That awesome and humbling duty befalls historians.
That said, this writer has experienced how much information is lost from as little as one-hundred, even fifty years ago, unless historians preserve it for the future. In today’s digital world, that information is no longer in danger of being forgotten.
Even these small articles about hydrogen and fuel cell history took many hours of investigating, and still, you may wish for more information.
Every nuance of history is a priceless treasure. We must treat it with reverence.
Heat and light for human habitation have been available in various forms for quite a long time. Beasts of burden carried people and goods from place to place for millennia. However, having an alternative to animals doing the heavy work for humans, did become a serious pursuit during the middle ages. What could move faster than man or beast? The imaginative Roger Bacon (1220 – 1292) also known as Doctor Mirabilis, wrote about “wagons which move with unbelievable speed without draft animals.” Of course, that was a long time coming.
A brief foray into the early history of engines, motors, and ‘autos mobilis’ (‘self-moving’ from Greek and Latin) will suffice to refresh our memory. Let’s skip steam-power; engines and motors are of interest at this time and for this sequence of articles. Also, a few dates important to this topic will follow to illustrate how slowly science and technology progressed in previous centuries, and how rapidly –comparatively– progress comes during our lifetime.
At the 1986 Canadian International Auto Show in Toronto, I picked up the pamphlet depicted below, and for thirty years, I have followed hydrogen related news from every available source at every opportunity.
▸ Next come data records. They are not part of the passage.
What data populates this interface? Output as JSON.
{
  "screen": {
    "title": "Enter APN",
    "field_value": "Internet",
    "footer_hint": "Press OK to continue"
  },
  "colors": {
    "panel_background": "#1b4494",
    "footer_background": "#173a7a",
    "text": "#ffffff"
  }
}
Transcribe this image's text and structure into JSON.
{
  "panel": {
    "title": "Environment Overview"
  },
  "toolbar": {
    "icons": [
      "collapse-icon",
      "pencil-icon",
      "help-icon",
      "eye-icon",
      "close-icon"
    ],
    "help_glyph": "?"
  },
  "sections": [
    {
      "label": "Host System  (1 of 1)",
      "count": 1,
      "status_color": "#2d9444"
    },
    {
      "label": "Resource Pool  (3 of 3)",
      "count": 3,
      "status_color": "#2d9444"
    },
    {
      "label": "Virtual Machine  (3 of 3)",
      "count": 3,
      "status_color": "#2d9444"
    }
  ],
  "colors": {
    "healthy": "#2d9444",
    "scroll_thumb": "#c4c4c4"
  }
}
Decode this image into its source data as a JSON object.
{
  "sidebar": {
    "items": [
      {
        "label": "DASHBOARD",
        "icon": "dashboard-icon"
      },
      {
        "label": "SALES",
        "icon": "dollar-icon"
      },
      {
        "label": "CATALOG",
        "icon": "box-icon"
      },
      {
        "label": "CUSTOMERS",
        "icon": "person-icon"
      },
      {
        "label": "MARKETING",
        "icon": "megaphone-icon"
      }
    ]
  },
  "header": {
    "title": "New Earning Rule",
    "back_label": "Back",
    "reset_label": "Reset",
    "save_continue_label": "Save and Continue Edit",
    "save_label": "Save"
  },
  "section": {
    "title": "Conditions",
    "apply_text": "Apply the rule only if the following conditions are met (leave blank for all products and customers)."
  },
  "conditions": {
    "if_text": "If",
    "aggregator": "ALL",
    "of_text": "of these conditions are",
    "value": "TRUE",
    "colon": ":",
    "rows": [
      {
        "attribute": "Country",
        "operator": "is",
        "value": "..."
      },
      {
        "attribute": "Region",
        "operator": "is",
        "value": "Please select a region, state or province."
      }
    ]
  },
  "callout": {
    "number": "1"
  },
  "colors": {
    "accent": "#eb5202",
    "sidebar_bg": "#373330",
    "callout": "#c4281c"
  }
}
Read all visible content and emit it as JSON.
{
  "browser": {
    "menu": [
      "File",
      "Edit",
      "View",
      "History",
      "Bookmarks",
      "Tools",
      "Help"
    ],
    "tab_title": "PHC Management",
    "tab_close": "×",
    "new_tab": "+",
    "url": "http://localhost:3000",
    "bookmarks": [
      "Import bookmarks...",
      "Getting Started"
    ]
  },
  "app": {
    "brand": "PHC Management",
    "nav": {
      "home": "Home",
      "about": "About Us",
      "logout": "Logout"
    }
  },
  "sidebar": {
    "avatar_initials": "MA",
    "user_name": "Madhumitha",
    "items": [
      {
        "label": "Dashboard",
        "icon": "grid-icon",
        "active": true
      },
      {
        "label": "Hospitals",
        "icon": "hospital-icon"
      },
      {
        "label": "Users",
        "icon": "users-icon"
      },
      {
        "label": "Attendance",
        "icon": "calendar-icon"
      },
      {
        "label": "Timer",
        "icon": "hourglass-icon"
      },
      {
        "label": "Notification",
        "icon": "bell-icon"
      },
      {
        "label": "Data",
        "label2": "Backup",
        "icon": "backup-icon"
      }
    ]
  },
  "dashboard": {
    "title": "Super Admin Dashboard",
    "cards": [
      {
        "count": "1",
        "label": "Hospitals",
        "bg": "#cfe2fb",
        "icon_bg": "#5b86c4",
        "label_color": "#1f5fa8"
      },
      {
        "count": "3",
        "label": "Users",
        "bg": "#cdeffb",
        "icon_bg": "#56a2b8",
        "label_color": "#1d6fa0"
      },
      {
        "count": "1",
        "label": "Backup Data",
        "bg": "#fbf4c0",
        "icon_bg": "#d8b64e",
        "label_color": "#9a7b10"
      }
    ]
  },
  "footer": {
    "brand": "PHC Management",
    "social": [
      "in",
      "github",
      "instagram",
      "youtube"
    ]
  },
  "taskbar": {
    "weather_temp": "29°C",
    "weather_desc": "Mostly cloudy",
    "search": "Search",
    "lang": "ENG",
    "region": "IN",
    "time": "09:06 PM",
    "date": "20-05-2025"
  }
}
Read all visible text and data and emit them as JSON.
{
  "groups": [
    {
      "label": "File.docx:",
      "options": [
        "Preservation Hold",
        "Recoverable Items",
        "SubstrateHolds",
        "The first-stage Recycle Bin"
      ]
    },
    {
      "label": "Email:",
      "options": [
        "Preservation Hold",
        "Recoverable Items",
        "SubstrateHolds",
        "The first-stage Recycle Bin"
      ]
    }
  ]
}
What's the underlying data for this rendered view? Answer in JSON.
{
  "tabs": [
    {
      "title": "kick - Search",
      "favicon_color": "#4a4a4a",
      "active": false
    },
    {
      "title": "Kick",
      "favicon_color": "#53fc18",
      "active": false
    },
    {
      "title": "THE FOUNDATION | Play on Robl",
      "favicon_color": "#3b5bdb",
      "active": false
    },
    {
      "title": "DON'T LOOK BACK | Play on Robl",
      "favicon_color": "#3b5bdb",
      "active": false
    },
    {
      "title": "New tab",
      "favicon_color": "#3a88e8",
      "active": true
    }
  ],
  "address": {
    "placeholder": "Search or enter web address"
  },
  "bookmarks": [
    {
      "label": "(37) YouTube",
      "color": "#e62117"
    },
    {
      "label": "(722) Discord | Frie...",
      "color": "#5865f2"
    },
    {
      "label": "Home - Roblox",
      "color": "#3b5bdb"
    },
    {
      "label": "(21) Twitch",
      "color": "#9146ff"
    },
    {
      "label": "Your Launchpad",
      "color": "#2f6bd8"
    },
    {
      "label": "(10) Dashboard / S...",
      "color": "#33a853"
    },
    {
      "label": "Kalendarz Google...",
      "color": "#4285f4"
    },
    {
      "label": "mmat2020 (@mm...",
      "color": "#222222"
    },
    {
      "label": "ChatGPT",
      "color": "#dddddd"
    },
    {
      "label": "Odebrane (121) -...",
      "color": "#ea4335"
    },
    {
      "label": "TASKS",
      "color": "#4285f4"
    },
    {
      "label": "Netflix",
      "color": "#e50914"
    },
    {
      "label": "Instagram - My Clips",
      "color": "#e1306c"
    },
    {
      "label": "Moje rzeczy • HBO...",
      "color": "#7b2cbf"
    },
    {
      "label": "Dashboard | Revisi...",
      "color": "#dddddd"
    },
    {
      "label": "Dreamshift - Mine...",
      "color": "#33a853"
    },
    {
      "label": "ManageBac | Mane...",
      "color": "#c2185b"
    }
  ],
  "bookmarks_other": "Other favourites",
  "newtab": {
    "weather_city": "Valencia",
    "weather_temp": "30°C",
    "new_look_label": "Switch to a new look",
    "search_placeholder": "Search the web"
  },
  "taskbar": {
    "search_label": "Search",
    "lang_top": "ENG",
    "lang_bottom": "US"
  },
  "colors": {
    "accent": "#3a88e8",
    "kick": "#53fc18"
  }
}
It also got me interested in its history.
Obviously, the reports in hydrogencarsnow.com cover mostly the present; the emphasis is on news; for that reason, I am undertaking to ‘connect the new with the old’. (The extensive picture series of ‘antique’ FCVs on this website won me over.)
I recently had the good fortune of receiving an invitation to a fuel cell seminar /workshop at the Hydrogenics Corporation in Toronto. (Separate article to follow.) This gave me a first-hand look at the state of the art in the fuel cell industry and the hydrogen economy. Hydrogenics is one of the major Canadian ‘all under one roof’ hydrogen research, production and testing firms; another one is Ballard Power Systems. Hydrogenics develops fuel cells for a variety of applications for General Motors and other companies. Having driven all manner of fuel cell vehicles at Hydrogenics’ headquarters, I can say, “been there, done that, got the T-shirt”. In spite of my preoccupation with vehicles, I will not neglect historical information about the other types of fuel cells, where relevant; Hydrogenics offered a glimpse at them as well. A great variety of fuel cell are being investigated and tested; hydrogen can be used in liquid or gas form, it can power IC engines or F-cells.
Much of the detailed information of the automotive pioneers’ daily progress, or struggles has been lost. Personal experience in researching the history of a rare 1902 ‘auto-buggy’ for a nearby museum has revealed this as extremely difficult. I caution readers to be aware that some dates you may find here could differ from your own knowledge. You will stumble across an example or two of this later on. I would be grateful for having my data enhanced with new pieces of evidence.
The information age has helped immeasurably to bring together bits of data from a diversity of resources. This in itself creates the possibility of obtaining conflicting results. You will find instances of this as we go on. Nonetheless, the internet makes it infinitely more efficient to assemble a series such as this, without spending tedious days at a library.
Most fuel cell information is only a few decades old. A seemingly new invention, the fuel cell is actually older than the battery as we know it. Moreover, hydrogen as a fuel was used long before petroleum, at the time when pioneers experimented to harness the power of coal dust and other previously unknown forms of energy; Steam engines and internal combustion engines (ICE) were first tried in the 1600s.
The early scientist Robert Boyle published information in 1671 about “flammable air” [gas] that originates when metals are exposed to acid; Today, that’s high school chemistry 101. Four hundred years ago, it was a scientific breakthrough. Christian Huygens, a Dutch physicist, is credited with having sketched an internal combustion engine in 1680, but he never built one.
Henry Cavendish isolated and extensively studied hydrogen around 1766. About twenty years later, Antoine Lavoisier split molecules of water into hydrogen and oxygen and then recombined them to make water again. (Additional research and information into this would go beyond the scope of this history article.)
Cavendish’s apparatus for making and collecting hydrogen
French-born officer Francois Isaac de Rivaz retired to Switzerland after his term of duty and at first experimented with steam-powered vehicles. In 1807, he fashioned a combustion engine and mixed various gasses to explore their combustibility. Rivaz used a mix of coal gas, air, and hydrogen for his experiments. Kevin Kantola already inserted an illustration of Rivaz’s engine and vehicle on this website – you will find it at the ‘History of Hydrogen Cars’.
There you have it, the earliest use of hydrogen as a fuel and the first hydrogen-powered vehicle. – WOW! In 1807! — Have a look at the picture at the bottom of this page. That was four-hundred+ years ago, and we are still experimenting.
Next: Exploratory times